Data about app and page elements:
----

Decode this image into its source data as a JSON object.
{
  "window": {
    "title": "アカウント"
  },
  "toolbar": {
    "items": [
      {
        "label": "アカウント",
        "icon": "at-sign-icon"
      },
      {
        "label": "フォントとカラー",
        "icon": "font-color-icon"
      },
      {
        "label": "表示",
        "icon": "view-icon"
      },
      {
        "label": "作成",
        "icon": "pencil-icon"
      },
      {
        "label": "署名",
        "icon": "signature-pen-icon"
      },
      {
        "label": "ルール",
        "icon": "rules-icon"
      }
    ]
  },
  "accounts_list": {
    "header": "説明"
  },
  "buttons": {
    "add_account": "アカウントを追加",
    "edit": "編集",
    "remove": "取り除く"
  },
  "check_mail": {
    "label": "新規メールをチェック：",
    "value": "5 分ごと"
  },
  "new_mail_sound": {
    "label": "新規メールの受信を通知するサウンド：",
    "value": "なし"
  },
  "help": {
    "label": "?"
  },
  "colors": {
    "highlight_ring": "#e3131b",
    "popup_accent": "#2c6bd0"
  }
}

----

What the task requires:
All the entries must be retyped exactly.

Answer to this problem:
Decode this image into its source data as a JSON object.
{
  "window": {
    "title": "アカウント"
  },
  "toolbar": {
    "items": [
      {
        "label": "アカウント",
        "icon": "at-sign-icon"
      },
      {
        "label": "フォントとカラー",
        "icon": "font-color-icon"
      },
      {
        "label": "表示",
        "icon": "view-icon"
      },
      {
        "label": "作成",
        "icon": "pencil-icon"
      },
      {
        "label": "署名",
        "icon": "signature-pen-icon"
      },
      {
        "label": "ルール",
        "icon": "rules-icon"
      }
    ]
  },
  "accounts_list": {
    "header": "説明"
  },
  "buttons": {
    "add_account": "アカウントを追加",
    "edit": "編集",
    "remove": "取り除く"
  },
  "check_mail": {
    "label": "新規メールをチェック：",
    "value": "5 分ごと"
  },
  "new_mail_sound": {
    "label": "新規メールの受信を通知するサウンド：",
    "value": "なし"
  },
  "help": {
    "label": "?"
  },
  "colors": {
    "highlight_ring": "#e3131b",
    "popup_accent": "#2c6bd0"
  }
}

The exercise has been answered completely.